White on PC
Blanc tells the story of two lost animals – a black wolf cub and a white fawn – separated from their families. This unlikely duo will have to work together to make it home. Following their families’ snowy footsteps, the fawn and cub make their way over frozen landscapes, through quiet towns, and across narrow icy bridges.
Along the way, they’ll explore their environment, solve puzzles, and even help other lost baby animals. This sweet little indie game is stress-free and surprisingly touching, offering cozy co-op play just in time for Valentine’s Day.
Simple Controls, Challenging Puzzles
The cub and fawn each have their own strengths. The fawn can jump higher than the cub and shove large objects to make platforms for them to climb on. On the other hand, the cub can squeeze through tight tunnels and bite through ropes to create makeshift bridges out of fallen logs and signs for the fawn to climb.
Teamwork is essential in White, especially when they have to get around tough obstacles. Heavy doors are impossible for either character to open on their own, for example, but when the fawn pushes and the cub pulls, they make light work of it. And if they encounter something too high for the wolf cub to jump on, the fawn can offer a helpful boost.
The game offers solo play as well as local and online co-op. Controlling the two critters in solo mode is more intuitive than I anticipated. The game recommends controller play even on PC, but I used the keyboard controls without too much trouble. However, to get started, I had to change the default keyboard format (from ZQSD to WASD) in the game settings. For some reason, I also had to redo these settings every time I exited and restarted the game, which was tedious but not the end of the world.
Aside from the settings struggles, controlling two characters on one keyboard was surprisingly easy. One is controlled with the left hand using WASD, while the other is moved with the right hand using the arrow keys. Each character only has two additional action keys – one to run/jump and one to interact – using the V and B keys on the left hand and Enter and Alt on the right.
This feels a bit like playing piano and takes a bit of getting used to, but you rarely have to move both characters at the same time. In most situations, you can maneuver one character into position and leave them waiting while you get the other one into place. One chapter has both characters sliding down a snowy hill simultaneously, but because there’s only one way to go, controlling them is easy enough.
The puzzles, on the other hand, can be surprisingly challenging. The cub and fawn have to manipulate their environment to get around. The solution is usually fairly obvious, like using a plank of wood as a seesaw to get up onto a higher platform. But sometimes, the snowy landscape can hide essential clues.

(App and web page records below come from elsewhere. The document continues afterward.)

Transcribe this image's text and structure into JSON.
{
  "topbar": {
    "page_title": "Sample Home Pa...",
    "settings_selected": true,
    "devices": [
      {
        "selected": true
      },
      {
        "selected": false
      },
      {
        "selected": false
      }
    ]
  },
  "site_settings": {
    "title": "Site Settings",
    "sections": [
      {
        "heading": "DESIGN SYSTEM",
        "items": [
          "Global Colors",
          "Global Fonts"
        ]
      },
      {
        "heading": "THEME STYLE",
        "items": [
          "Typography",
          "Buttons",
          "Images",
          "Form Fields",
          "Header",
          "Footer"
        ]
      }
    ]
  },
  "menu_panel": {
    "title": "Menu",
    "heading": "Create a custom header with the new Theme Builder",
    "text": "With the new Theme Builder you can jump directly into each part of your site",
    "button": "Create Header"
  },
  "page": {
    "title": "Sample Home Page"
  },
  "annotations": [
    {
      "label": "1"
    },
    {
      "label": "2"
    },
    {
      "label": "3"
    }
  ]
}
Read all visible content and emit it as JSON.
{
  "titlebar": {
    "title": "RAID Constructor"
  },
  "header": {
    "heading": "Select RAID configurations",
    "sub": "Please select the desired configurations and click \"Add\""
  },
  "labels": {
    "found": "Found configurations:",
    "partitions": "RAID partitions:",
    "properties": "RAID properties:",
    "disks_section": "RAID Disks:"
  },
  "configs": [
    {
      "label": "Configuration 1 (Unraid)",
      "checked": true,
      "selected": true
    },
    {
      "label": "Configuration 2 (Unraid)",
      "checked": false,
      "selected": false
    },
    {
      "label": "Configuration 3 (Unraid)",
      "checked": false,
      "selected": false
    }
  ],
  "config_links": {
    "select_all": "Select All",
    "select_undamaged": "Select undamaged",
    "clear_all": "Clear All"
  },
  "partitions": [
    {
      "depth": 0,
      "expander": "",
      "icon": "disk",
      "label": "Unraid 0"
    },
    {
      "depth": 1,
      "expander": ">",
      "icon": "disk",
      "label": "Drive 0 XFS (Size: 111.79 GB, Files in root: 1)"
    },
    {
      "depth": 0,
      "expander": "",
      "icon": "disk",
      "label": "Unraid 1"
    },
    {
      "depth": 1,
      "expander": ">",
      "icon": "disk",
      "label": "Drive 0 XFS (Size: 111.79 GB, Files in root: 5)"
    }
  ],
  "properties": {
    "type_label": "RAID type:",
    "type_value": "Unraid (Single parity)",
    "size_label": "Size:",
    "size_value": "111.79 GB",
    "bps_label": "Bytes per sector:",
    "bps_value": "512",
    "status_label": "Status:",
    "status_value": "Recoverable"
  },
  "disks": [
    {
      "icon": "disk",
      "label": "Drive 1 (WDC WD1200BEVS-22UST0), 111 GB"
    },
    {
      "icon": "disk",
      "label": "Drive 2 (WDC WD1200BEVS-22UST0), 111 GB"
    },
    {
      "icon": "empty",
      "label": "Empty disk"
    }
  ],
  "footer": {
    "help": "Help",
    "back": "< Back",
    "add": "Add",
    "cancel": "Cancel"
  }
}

I spent a decent bit of time running back and forth, looking for something – anything – to interact with. But there’s no way to fail the puzzles and no unhelpful objects lying around to distract you or throw you off the trail. I never spent more than about 15 minutes confused, though. The puzzles are just challenging enough to be fun but not so hard as to be frustrating.
There are no words or complicated graphics, but Blanc still manages to tell a story that tugged at my heartstrings from start to finish. The sound design likely has a lot to do with that, with soft, expressive piano music and adorable animal noises that forge an instant connection to the fawn and cub as they call out to each other across the landscape.
But this short-but-sweet story is profoundly emotional. Along the way to finding their families, the fawn and cub help other baby animals, including four adorab(ly irritating) little ducklings that keep getting tossed about by the wind. There are no tragedies in this story, but a couple of near-misses made me gasp out loud. And the heartwarming ending had me crying happy tears.
In just under four hours, Blanc stirred me in ways no game has before, and it managed to do it without a single word of dialogue. What I thought was going to be an adorable cooperative puzzle game was an unforgettable emotional experience. This magical little indie game is truly one of a kind, and I’m so glad I got to play it.
Reviewer: Juniper Finch | Awards: Editor’s Choice | Copy provided by Publisher.
- Cooperative puzzles for solo, local co-op, and online play are just challenging enough.
- Simple, uncomplicated controls make for intuitive gameplay.
- Incredible sound design conveys a delightfully emotional story.
- Beautiful hand-drawn graphics are cozy and relaxing.
- Keyboard/controller settings require some fiddling.
- Snowy landscape can make it hard to tell where to go next.
Feb. 14, 2023